[Opening RAW DATA section]

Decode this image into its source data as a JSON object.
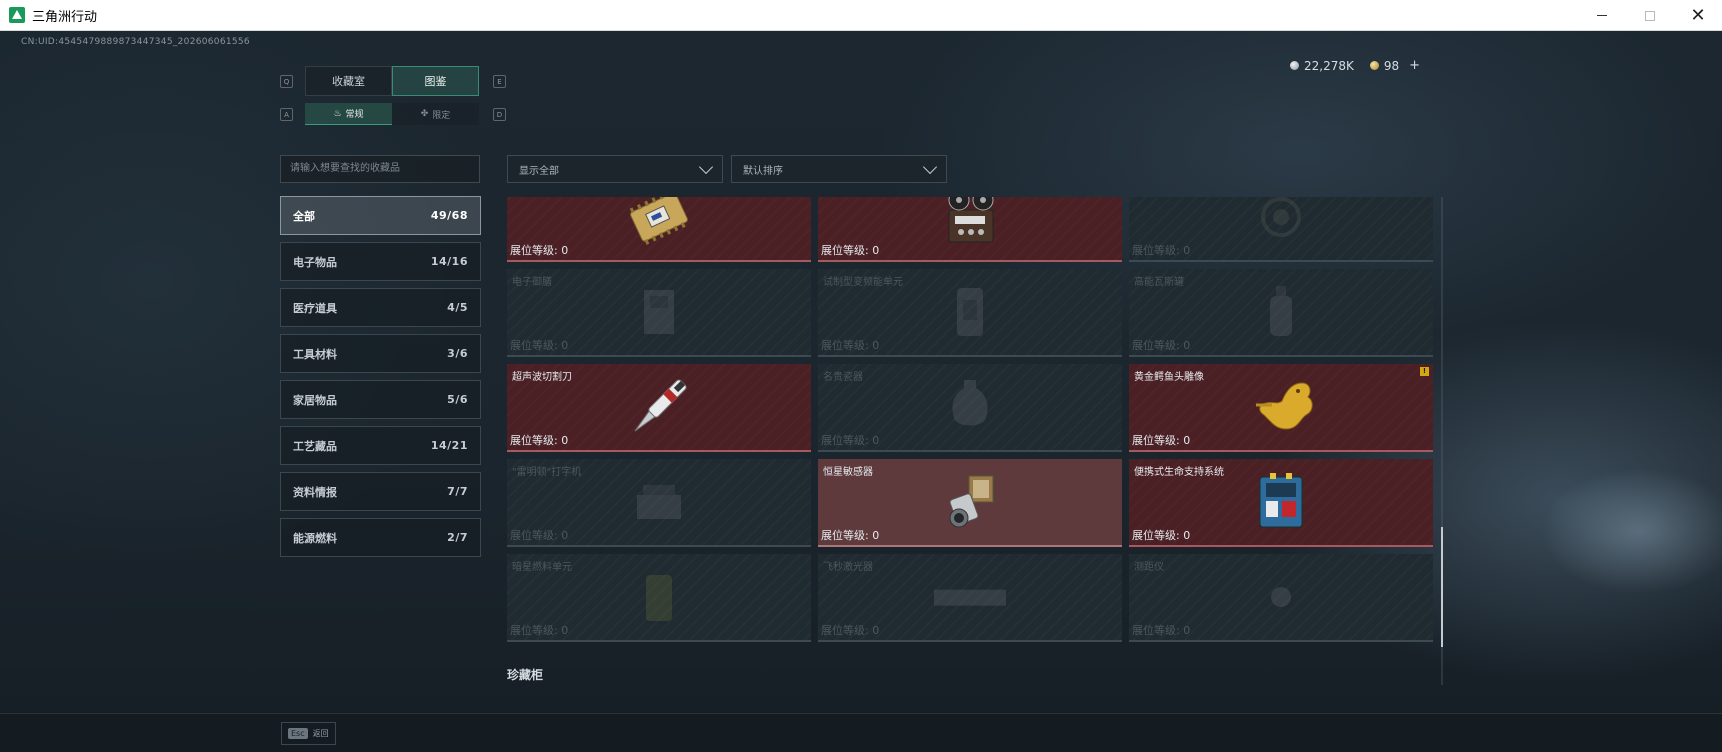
{
  "window": {
    "title": "三角洲行动",
    "controls": {
      "minimize": "—",
      "maximize": "☐",
      "close": "✕"
    }
  },
  "uid": "CN:UID:4545479889873447345_202606061556",
  "currency": {
    "silver": "22,278K",
    "gold": "98",
    "plus": "+"
  },
  "keys": {
    "prev_tab": "Q",
    "next_tab": "E",
    "prev_sub": "A",
    "next_sub": "D"
  },
  "tabs": [
    {
      "label": "收藏室",
      "active": false
    },
    {
      "label": "图鉴",
      "active": true
    }
  ],
  "subtabs": [
    {
      "label": "常规",
      "icon": "flame-icon",
      "active": true
    },
    {
      "label": "限定",
      "icon": "laurel-icon",
      "active": false
    }
  ],
  "search": {
    "placeholder": "请输入想要查找的收藏品"
  },
  "filters": {
    "show": "显示全部",
    "sort": "默认排序"
  },
  "categories": [
    {
      "label": "全部",
      "count": "49/68",
      "active": true
    },
    {
      "label": "电子物品",
      "count": "14/16"
    },
    {
      "label": "医疗道具",
      "count": "4/5"
    },
    {
      "label": "工具材料",
      "count": "3/6"
    },
    {
      "label": "家居物品",
      "count": "5/6"
    },
    {
      "label": "工艺藏品",
      "count": "14/21"
    },
    {
      "label": "资料情报",
      "count": "7/7"
    },
    {
      "label": "能源燃料",
      "count": "2/7"
    }
  ],
  "level_label": "展位等级: 0",
  "items": [
    {
      "name": "",
      "owned": true,
      "icon": "circuit-board-icon"
    },
    {
      "name": "",
      "owned": true,
      "icon": "tape-recorder-icon"
    },
    {
      "name": "",
      "owned": false,
      "icon": "ornament-icon"
    },
    {
      "name": "电子御膳",
      "owned": false,
      "icon": "device-icon"
    },
    {
      "name": "试制型变频能单元",
      "owned": false,
      "icon": "cell-icon"
    },
    {
      "name": "高能瓦斯罐",
      "owned": false,
      "icon": "canister-icon"
    },
    {
      "name": "超声波切割刀",
      "owned": true,
      "icon": "cutter-icon"
    },
    {
      "name": "名贵瓷器",
      "owned": false,
      "icon": "vase-icon"
    },
    {
      "name": "黄金鳄鱼头雕像",
      "owned": true,
      "icon": "gold-statue-icon",
      "warning": "!"
    },
    {
      "name": "\"雷明顿\"打字机",
      "owned": false,
      "icon": "typewriter-icon"
    },
    {
      "name": "恒星敏感器",
      "owned": true,
      "light": true,
      "icon": "star-sensor-icon"
    },
    {
      "name": "便携式生命支持系统",
      "owned": true,
      "icon": "life-support-icon"
    },
    {
      "name": "暗星燃料单元",
      "owned": false,
      "icon": "fuel-cell-icon"
    },
    {
      "name": "飞秒激光器",
      "owned": false,
      "icon": "laser-icon"
    },
    {
      "name": "测距仪",
      "owned": false,
      "icon": "rangefinder-icon"
    }
  ],
  "section_title": "珍藏柜",
  "footer": {
    "esc_key": "Esc",
    "esc_label": "返回"
  },
  "colors": {
    "accent_green": "#3a8b74",
    "owned_card": "#4a2025",
    "warning": "#d6a516"
  }
}
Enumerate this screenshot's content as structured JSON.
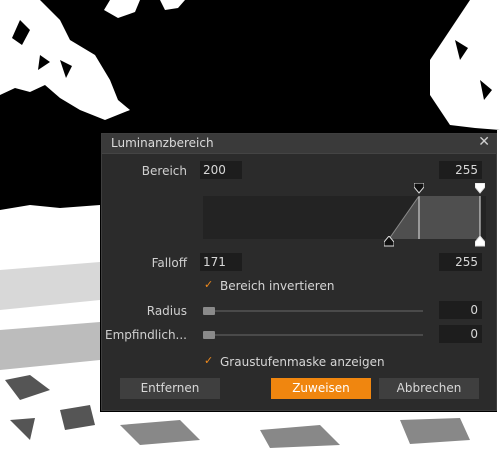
{
  "dialog": {
    "title": "Luminanzbereich",
    "close_glyph": "✕",
    "range": {
      "label": "Bereich",
      "low": "200",
      "high": "255"
    },
    "falloff": {
      "label": "Falloff",
      "low": "171",
      "high": "255"
    },
    "invert": {
      "label": "Bereich invertieren",
      "checked": true
    },
    "radius": {
      "label": "Radius",
      "value": "0",
      "level": 0
    },
    "sensitivity": {
      "label": "Empfindlich...",
      "value": "0",
      "level": 0
    },
    "grayscale_mask": {
      "label": "Graustufenmaske anzeigen",
      "checked": true
    },
    "buttons": {
      "remove": "Entfernen",
      "apply": "Zuweisen",
      "cancel": "Abbrechen"
    },
    "colors": {
      "accent": "#f0860f",
      "panel": "#2b2b2b",
      "field": "#1d1d1d"
    }
  }
}
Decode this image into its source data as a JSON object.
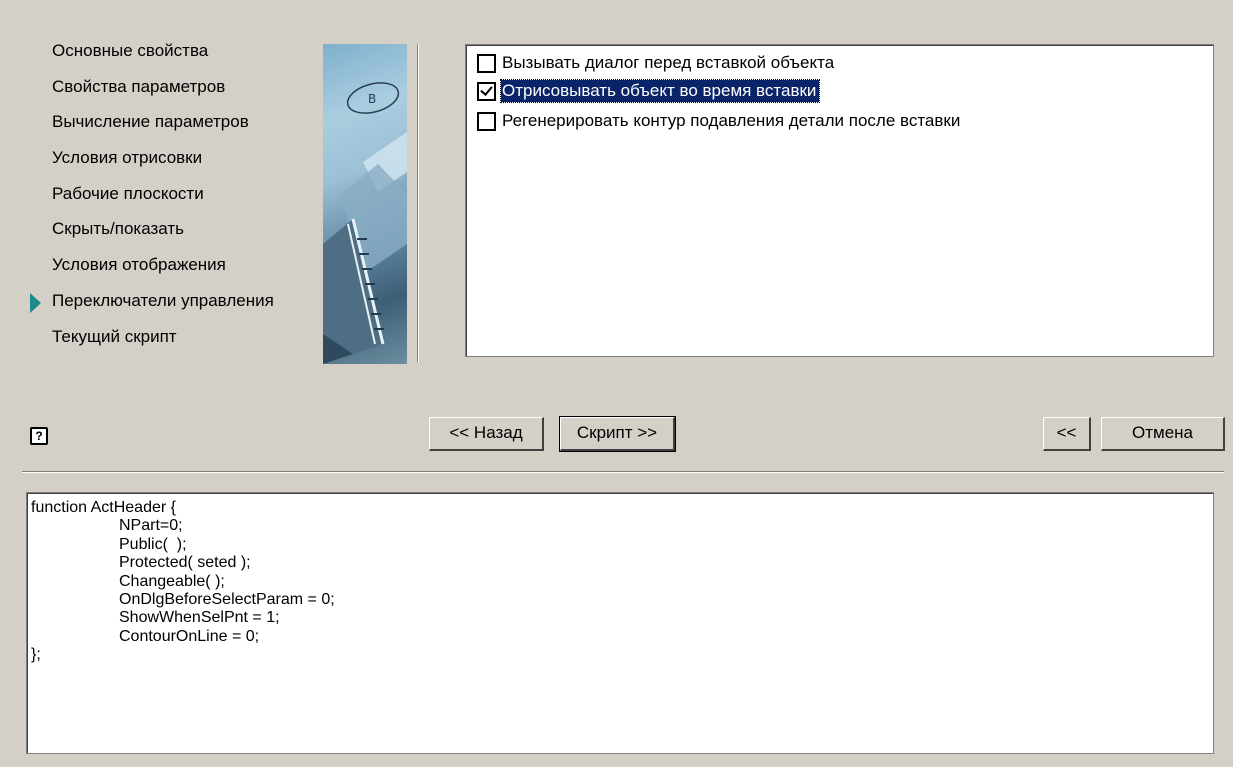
{
  "nav": {
    "items": [
      {
        "label": "Основные свойства"
      },
      {
        "label": "Свойства параметров"
      },
      {
        "label": "Вычисление параметров"
      },
      {
        "label": "Условия отрисовки"
      },
      {
        "label": "Рабочие плоскости"
      },
      {
        "label": "Скрыть/показать"
      },
      {
        "label": "Условия отображения"
      },
      {
        "label": "Переключатели управления",
        "active": true
      },
      {
        "label": "Текущий скрипт"
      }
    ]
  },
  "options": [
    {
      "label": "Вызывать диалог перед вставкой объекта",
      "checked": false
    },
    {
      "label": "Отрисовывать объект во время вставки",
      "checked": true,
      "selected": true
    },
    {
      "label": "Регенерировать контур подавления детали после вставки",
      "checked": false
    }
  ],
  "buttons": {
    "back": "<< Назад",
    "script": "Скрипт >>",
    "collapse": "<<",
    "cancel": "Отмена"
  },
  "help_icon": "?",
  "script": {
    "lines": [
      "function ActHeader {",
      "NPart=0;",
      "Public(  );",
      "Protected( seted );",
      "Changeable( );",
      "OnDlgBeforeSelectParam = 0;",
      "ShowWhenSelPnt = 1;",
      "ContourOnLine = 0;",
      "};"
    ]
  },
  "colors": {
    "dialog_bg": "#d4d0c8",
    "selection": "#0a246a",
    "nav_marker": "#1f8a8a"
  }
}
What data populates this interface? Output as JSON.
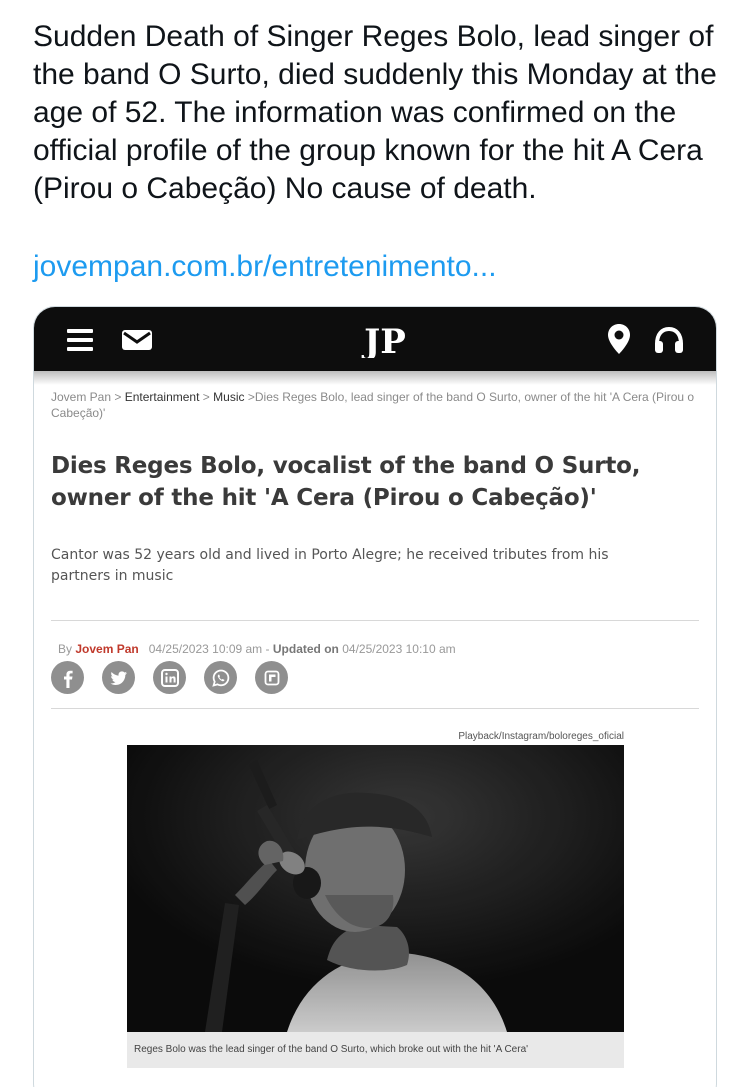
{
  "tweet": {
    "text": "Sudden Death of Singer Reges Bolo, lead singer of the band O Surto, died suddenly this Monday at the age of 52. The information was confirmed on the official profile of the group known for the hit A Cera (Pirou o Cabeção) No cause of death.",
    "link": "jovempan.com.br/entretenimento..."
  },
  "card": {
    "topbar": {
      "logo_text": "JP",
      "icons": [
        "menu-icon",
        "mail-icon",
        "location-pin-icon",
        "headphones-icon"
      ]
    },
    "breadcrumb": {
      "items": [
        "Jovem Pan",
        "Entertainment",
        "Music",
        "Dies Reges Bolo, lead singer of the band O Surto, owner of the hit 'A Cera (Pirou o Cabeção)'"
      ],
      "separator": ">"
    },
    "headline": "Dies Reges Bolo, vocalist of the band O Surto, owner of the hit 'A Cera (Pirou o Cabeção)'",
    "subtitle": "Cantor was 52 years old and lived in Porto Alegre; he received tributes from his partners in music",
    "byline": {
      "by": "By",
      "author": "Jovem Pan",
      "published": "04/25/2023 10:09 am",
      "dash": "-",
      "updated_label": "Updated on",
      "updated": "04/25/2023 10:10 am"
    },
    "share_icons": [
      "facebook-icon",
      "twitter-icon",
      "linkedin-icon",
      "whatsapp-icon",
      "flipboard-icon"
    ],
    "photo": {
      "credit": "Playback/Instagram/boloreges_oficial",
      "caption": "Reges Bolo was the lead singer of the band O Surto, which broke out with the hit 'A Cera'"
    }
  },
  "colors": {
    "link_blue": "#1d9bf0",
    "topbar": "#0d0d0d",
    "author_red": "#c0392b",
    "share_gray": "#8f8f8f"
  }
}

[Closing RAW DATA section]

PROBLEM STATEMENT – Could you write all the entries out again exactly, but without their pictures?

SOLUTION TO THIS PROBLEM –
Decode this image into its source data as a JSON object.
{
  "window": {
    "title": "三角洲行动",
    "controls": {
      "minimize": "—",
      "maximize": "☐",
      "close": "✕"
    }
  },
  "uid": "CN:UID:4545479889873447345_202606061556",
  "currency": {
    "silver": "22,278K",
    "gold": "98",
    "plus": "+"
  },
  "keys": {
    "prev_tab": "Q",
    "next_tab": "E",
    "prev_sub": "A",
    "next_sub": "D"
  },
  "tabs": [
    {
      "label": "收藏室",
      "active": false
    },
    {
      "label": "图鉴",
      "active": true
    }
  ],
  "subtabs": [
    {
      "label": "常规",
      "icon": "flame-icon",
      "active": true
    },
    {
      "label": "限定",
      "icon": "laurel-icon",
      "active": false
    }
  ],
  "search": {
    "placeholder": "请输入想要查找的收藏品"
  },
  "filters": {
    "show": "显示全部",
    "sort": "默认排序"
  },
  "categories": [
    {
      "label": "全部",
      "count": "49/68",
      "active": true
    },
    {
      "label": "电子物品",
      "count": "14/16"
    },
    {
      "label": "医疗道具",
      "count": "4/5"
    },
    {
      "label": "工具材料",
      "count": "3/6"
    },
    {
      "label": "家居物品",
      "count": "5/6"
    },
    {
      "label": "工艺藏品",
      "count": "14/21"
    },
    {
      "label": "资料情报",
      "count": "7/7"
    },
    {
      "label": "能源燃料",
      "count": "2/7"
    }
  ],
  "level_label": "展位等级: 0",
  "items": [
    {
      "name": "",
      "owned": true,
      "icon": "circuit-board-icon"
    },
    {
      "name": "",
      "owned": true,
      "icon": "tape-recorder-icon"
    },
    {
      "name": "",
      "owned": false,
      "icon": "ornament-icon"
    },
    {
      "name": "电子御膳",
      "owned": false,
      "icon": "device-icon"
    },
    {
      "name": "试制型变频能单元",
      "owned": false,
      "icon": "cell-icon"
    },
    {
      "name": "高能瓦斯罐",
      "owned": false,
      "icon": "canister-icon"
    },
    {
      "name": "超声波切割刀",
      "owned": true,
      "icon": "cutter-icon"
    },
    {
      "name": "名贵瓷器",
      "owned": false,
      "icon": "vase-icon"
    },
    {
      "name": "黄金鳄鱼头雕像",
      "owned": true,
      "icon": "gold-statue-icon",
      "warning": "!"
    },
    {
      "name": "\"雷明顿\"打字机",
      "owned": false,
      "icon": "typewriter-icon"
    },
    {
      "name": "恒星敏感器",
      "owned": true,
      "light": true,
      "icon": "star-sensor-icon"
    },
    {
      "name": "便携式生命支持系统",
      "owned": true,
      "icon": "life-support-icon"
    },
    {
      "name": "暗星燃料单元",
      "owned": false,
      "icon": "fuel-cell-icon"
    },
    {
      "name": "飞秒激光器",
      "owned": false,
      "icon": "laser-icon"
    },
    {
      "name": "测距仪",
      "owned": false,
      "icon": "rangefinder-icon"
    }
  ],
  "section_title": "珍藏柜",
  "footer": {
    "esc_key": "Esc",
    "esc_label": "返回"
  },
  "colors": {
    "accent_green": "#3a8b74",
    "owned_card": "#4a2025",
    "warning": "#d6a516"
  }
}
Enumerate this screenshot's content as structured JSON.
{
  "dialog": {
    "title": "Luminanzbereich",
    "close_glyph": "✕",
    "range": {
      "label": "Bereich",
      "low": "200",
      "high": "255"
    },
    "falloff": {
      "label": "Falloff",
      "low": "171",
      "high": "255"
    },
    "invert": {
      "label": "Bereich invertieren",
      "checked": true
    },
    "radius": {
      "label": "Radius",
      "value": "0",
      "level": 0
    },
    "sensitivity": {
      "label": "Empfindlich...",
      "value": "0",
      "level": 0
    },
    "grayscale_mask": {
      "label": "Graustufenmaske anzeigen",
      "checked": true
    },
    "buttons": {
      "remove": "Entfernen",
      "apply": "Zuweisen",
      "cancel": "Abbrechen"
    },
    "colors": {
      "accent": "#f0860f",
      "panel": "#2b2b2b",
      "field": "#1d1d1d"
    }
  }
}
Decode this image into its source data as a JSON object.
{
  "nav": {
    "items": [
      {
        "label": "Основные свойства"
      },
      {
        "label": "Свойства параметров"
      },
      {
        "label": "Вычисление параметров"
      },
      {
        "label": "Условия отрисовки"
      },
      {
        "label": "Рабочие плоскости"
      },
      {
        "label": "Скрыть/показать"
      },
      {
        "label": "Условия отображения"
      },
      {
        "label": "Переключатели управления",
        "active": true
      },
      {
        "label": "Текущий скрипт"
      }
    ]
  },
  "options": [
    {
      "label": "Вызывать диалог перед вставкой объекта",
      "checked": false
    },
    {
      "label": "Отрисовывать объект во время вставки",
      "checked": true,
      "selected": true
    },
    {
      "label": "Регенерировать контур подавления детали после вставки",
      "checked": false
    }
  ],
  "buttons": {
    "back": "<< Назад",
    "script": "Скрипт >>",
    "collapse": "<<",
    "cancel": "Отмена"
  },
  "help_icon": "?",
  "script": {
    "lines": [
      "function ActHeader {",
      "NPart=0;",
      "Public(  );",
      "Protected( seted );",
      "Changeable( );",
      "OnDlgBeforeSelectParam = 0;",
      "ShowWhenSelPnt = 1;",
      "ContourOnLine = 0;",
      "};"
    ]
  },
  "colors": {
    "dialog_bg": "#d4d0c8",
    "selection": "#0a246a",
    "nav_marker": "#1f8a8a"
  }
}
What data populates this interface? Output as JSON.
{
  "tweet": {
    "text": "Sudden Death of Singer Reges Bolo, lead singer of the band O Surto, died suddenly this Monday at the age of 52. The information was confirmed on the official profile of the group known for the hit A Cera (Pirou o Cabeção) No cause of death.",
    "link": "jovempan.com.br/entretenimento..."
  },
  "card": {
    "topbar": {
      "logo_text": "JP",
      "icons": [
        "menu-icon",
        "mail-icon",
        "location-pin-icon",
        "headphones-icon"
      ]
    },
    "breadcrumb": {
      "items": [
        "Jovem Pan",
        "Entertainment",
        "Music",
        "Dies Reges Bolo, lead singer of the band O Surto, owner of the hit 'A Cera (Pirou o Cabeção)'"
      ],
      "separator": ">"
    },
    "headline": "Dies Reges Bolo, vocalist of the band O Surto, owner of the hit 'A Cera (Pirou o Cabeção)'",
    "subtitle": "Cantor was 52 years old and lived in Porto Alegre; he received tributes from his partners in music",
    "byline": {
      "by": "By",
      "author": "Jovem Pan",
      "published": "04/25/2023 10:09 am",
      "dash": "-",
      "updated_label": "Updated on",
      "updated": "04/25/2023 10:10 am"
    },
    "share_icons": [
      "facebook-icon",
      "twitter-icon",
      "linkedin-icon",
      "whatsapp-icon",
      "flipboard-icon"
    ],
    "photo": {
      "credit": "Playback/Instagram/boloreges_oficial",
      "caption": "Reges Bolo was the lead singer of the band O Surto, which broke out with the hit 'A Cera'"
    }
  },
  "colors": {
    "link_blue": "#1d9bf0",
    "topbar": "#0d0d0d",
    "author_red": "#c0392b",
    "share_gray": "#8f8f8f"
  }
}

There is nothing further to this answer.